Hit Your Target or get hit with a fine

Grain Producers SA (GPSA) is warning grain growers that deliberately ignore spraying laws could be fined up to $35,000 per offence following reports of damage to vineyards in Clare and the Riverland.

GPSA Chair Adrian McCabe said the vast majority of grain growers do the right thing and follow the rules as outlined in the ‘Hit Your Target’ campaign.

“Most grain growers in South Australia implement a spraying program safely with consideration of weather conditions, other landholders, households in rural areas and crop types to minimise the risk of off-target spray damage,” Mr McCabe said.

“Grain growers who are deliberately ignoring the considerations of other crops when spraying could receive a maximum penalty of $35,000 per offence, reflecting the seriousness of not following mandatory label instructions.

“It makes good agronomic sense to stay on top of summer weeds through summer spraying to preserve moisture and nitrogen for the 2022 growing season and to prevent seed set for future years.

“With the rising cost of inputs, particularly herbicides, growers will want to be making sure they are getting the best results from their spray applications and not wasting any chemicals.

“However, in doing so, growers must adopt best practice strategies and equipment to ensure spray drift doesn’t occur that results in damage to other people’s livelihoods.

“Grain growers need to make sure they are spraying safely and following the directions on the product label at all times, otherwise we risk losing access to important, cost-effective products.

“Many growers have private on-farm weather stations and there are a number of publicly available networks, such as the Mid North, Riverland and Mallee Mesonet networks, which provide growers with the right information as to whether it is safe to spray or not.

“It would be prudent to subscribe to the Mesonet network to continue the ongoing maintenance of the multi-million system that provides valuable inversion layer data to grain growers.”

A Riverland farmer was previously fined $7,000 for failing to follow mandatory chemical label instructions as an example of what can happen to a grower not doing the right thing when it comes to spraying chemicals.

GPSA has compiled best practice information in the form of hints, tips and resources on its website as part of its ‘Hit Your Target’ campaign.

The campaign calls on growers, advisers and the wider South Australian grain industry to minimise the risk of spray drift and off-target chemical damage at every opportunity.

Poor spray practices, such as spraying in certain weather conditions, at high speed or incorrect equipment set-up can result in spray drifting tens of kilometres from the application site.

All chemical users must always follow all instructions on product labels, including mandatory requirements of ‘do not spray when inversion conditions exist’ and droplet sizes.

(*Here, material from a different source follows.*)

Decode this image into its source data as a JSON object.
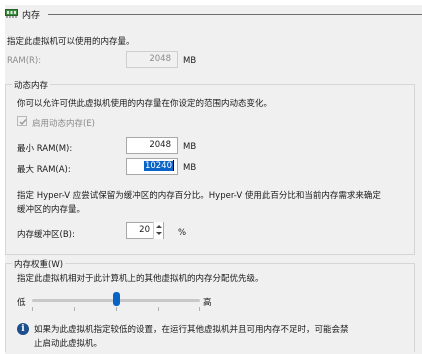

Withholding periods, down-wind no spray buffer distances and not exceeding label or permit specified rates are also important label requirements.

Find out more about GPSA’s Hit Your Target campaign on the GPSA website.